Risk scores: NLP models
- 50% of public NLP models tested fail 14% of adversarial text transformations (e.g., adversarial homoglyph substitution, adversarial synonym replacement, adversarial typos injection, etc.).
- Three NLP classifiers with over 75,000 downloads are in the 38th percentile or less of model security score.
File scanning anomalies
We have discovered dozens of repositories with pytorch, tensorflow, pickle or yaml resource files that include unsafe or vulnerable dependencies. These include:
- <code inline>os.system</code>, <code inline>posix.system</code>, <code inline>eval</code> (54 in yaml files alone), <code inline>popen</code>, and <code inline>webbrowser.open</code>. All cases discovered thus far appear to be benign (yaml evaluating arithmetic expressions), or for demonstration or research purposes, including by us.
- Several instances of dependencies that aren’t explicitly bad, but may contain vulnerabilities themselves. For example, https://huggingface.co/coldwaterq/sectest/tree/main depends on <code inline>zlib.decompress</code> for which there are known vulnerabilities.
Much, much more to come
Open and public models are a good thing to accelerate innovative AI applications. However, their safe adoption has often been relegated to only a few large organizations.
“The rapid adoption of AI is driving demand for transparency and model governance,” said Daniel Rohrer, vice president of AI security at NVIDIA. “This growth will require innovative technologies that enable machine-scale review to promote a trustworthy and healthy AI ecosystem.”
With the initial release of AI Risk Database, we aim to provide a practical resource to the community to help mitigate AI Risk for risks that are currently unmitigated in most organizations and projects. We welcome feedback.

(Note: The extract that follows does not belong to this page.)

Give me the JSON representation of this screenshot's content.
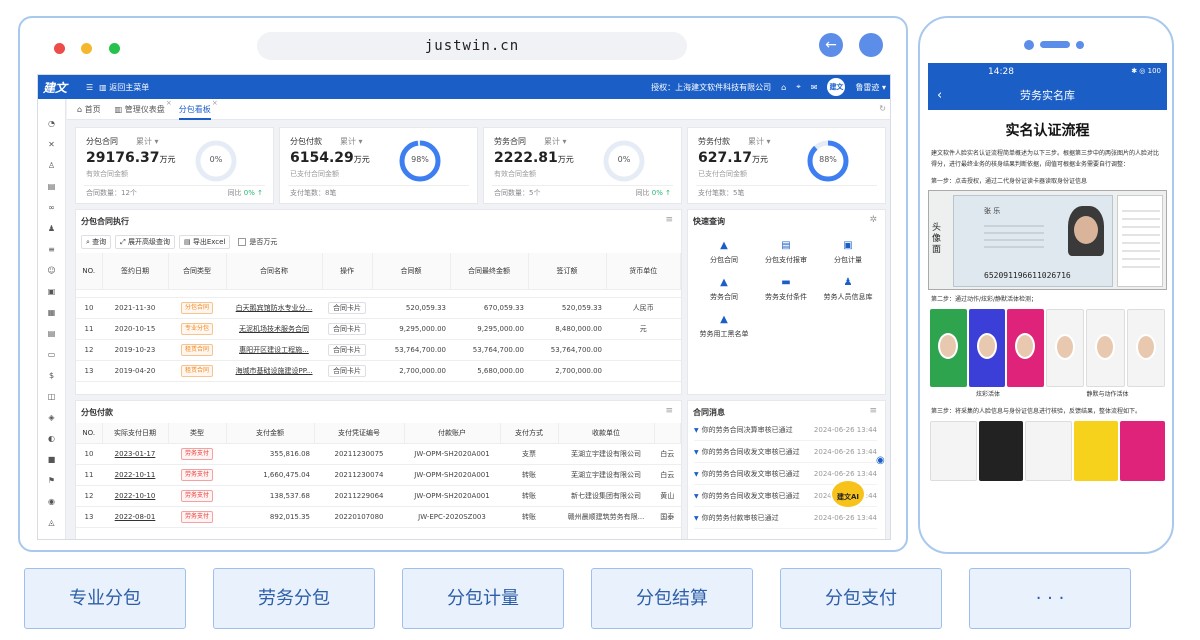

The reason we invest in tooling and community collaborations like AI Risk Database is because we believe that a rising tide lifts all boats. As a community, we want to establish an expectation that AI should be maximally understood and derisked before their use in important applications.
We hope you find the AI Risk Database to be incredibly useful. Give it a try by viewing the risk scores for a particular model or submitting a vulnerability report.